An establishing shot is a shot that sets the context for another scene coming up, giving the audience visual information as to where the action will be taking place later. In other words, it establishes the geography of a scene.
This shot takes place during the emotional train scene where the women board a train thinking they would work for Schindler, but they get on the wrong train.
But going back to the establishing shot of the mountains, it enforces the unpredictability of the situation.
If you follow these examples closely, the cinematography would mean something to your film.
Let's break down the editing. Editing can make or break a movie. If a film is too choppy or too long, then the audience will be frustrated. An editor has to know what footage to keep in and what to cut out.
Schindler's List has a runtime of three hours and 17 minutes. Editor Michael Khan was tasked to make sure the film didn't drag on for the shake of it. Thankfully, Khan and Spielberg made sure that the movie's run time was worth it.
Warning: the clip below can be difficult to watch.
Where the editing truly shines for me is its use of cross-cutting.
A perfect example of this is a scene in which Amon comforts Helen.
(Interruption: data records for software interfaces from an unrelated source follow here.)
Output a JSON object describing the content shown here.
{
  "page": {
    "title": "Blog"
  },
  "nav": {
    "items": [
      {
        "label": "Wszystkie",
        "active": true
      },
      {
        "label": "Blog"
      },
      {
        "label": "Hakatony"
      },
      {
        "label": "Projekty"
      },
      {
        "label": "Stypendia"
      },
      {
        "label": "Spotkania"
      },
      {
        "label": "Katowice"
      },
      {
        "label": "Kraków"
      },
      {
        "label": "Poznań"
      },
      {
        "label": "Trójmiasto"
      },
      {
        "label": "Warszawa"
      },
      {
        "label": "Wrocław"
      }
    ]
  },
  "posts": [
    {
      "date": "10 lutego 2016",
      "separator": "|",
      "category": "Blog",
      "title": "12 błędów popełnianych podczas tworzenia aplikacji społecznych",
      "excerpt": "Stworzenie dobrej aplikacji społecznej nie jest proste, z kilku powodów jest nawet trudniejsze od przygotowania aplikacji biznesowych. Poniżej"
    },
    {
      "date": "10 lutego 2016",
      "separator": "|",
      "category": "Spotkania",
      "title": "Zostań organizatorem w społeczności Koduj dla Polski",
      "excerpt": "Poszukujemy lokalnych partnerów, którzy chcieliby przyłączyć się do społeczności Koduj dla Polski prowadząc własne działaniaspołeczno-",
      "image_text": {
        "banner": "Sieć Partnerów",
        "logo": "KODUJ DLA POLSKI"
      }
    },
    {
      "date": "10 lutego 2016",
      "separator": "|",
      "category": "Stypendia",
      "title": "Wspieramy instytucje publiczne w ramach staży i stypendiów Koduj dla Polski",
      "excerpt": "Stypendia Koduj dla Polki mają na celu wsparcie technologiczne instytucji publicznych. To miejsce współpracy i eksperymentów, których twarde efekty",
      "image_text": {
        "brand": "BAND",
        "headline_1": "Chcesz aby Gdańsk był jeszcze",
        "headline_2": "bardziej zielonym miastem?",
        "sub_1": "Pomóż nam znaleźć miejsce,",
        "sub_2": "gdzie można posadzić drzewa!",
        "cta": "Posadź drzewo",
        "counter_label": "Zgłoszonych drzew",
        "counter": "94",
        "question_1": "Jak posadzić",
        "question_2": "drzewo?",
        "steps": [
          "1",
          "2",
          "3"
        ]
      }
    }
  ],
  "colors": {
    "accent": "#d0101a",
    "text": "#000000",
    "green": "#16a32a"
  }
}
While this is happening, there is a Jewish wedding at the labor camps, and Oscar Schindler is enjoying a party at Amons' villa. You can feel the tension in this scene because of the vileness of Amon's character. We have seen him shooting workers, including children, without rhyme or reason. And Helen has become his soul infatuation despite the abuse she's been taking from him.
In the scene's final moments, it cuts between the party and the conversation. The lightbulb being smashed is a transition to Amon hitting Helen. It then cuts to Schindler enjoying himself (unaware that Amons' abuse to Helen). Three things are happening in this: the wedding, the party, and the abuse. The abuse portion is the focus while the wedding and party are secondary.
This scene establishes that even in the happy times during the Holocaust, there can be a distraction from what's really going on under the surface.
Film editing and cinematography are important when making a movie. Editing holds the film together while the cinematography crafts the story visually. But for telling a story with much emotion and depth, both of those things have to work together to make it happen. And Schindler's List is a perfect example of how editing and cinematography are important in cinema.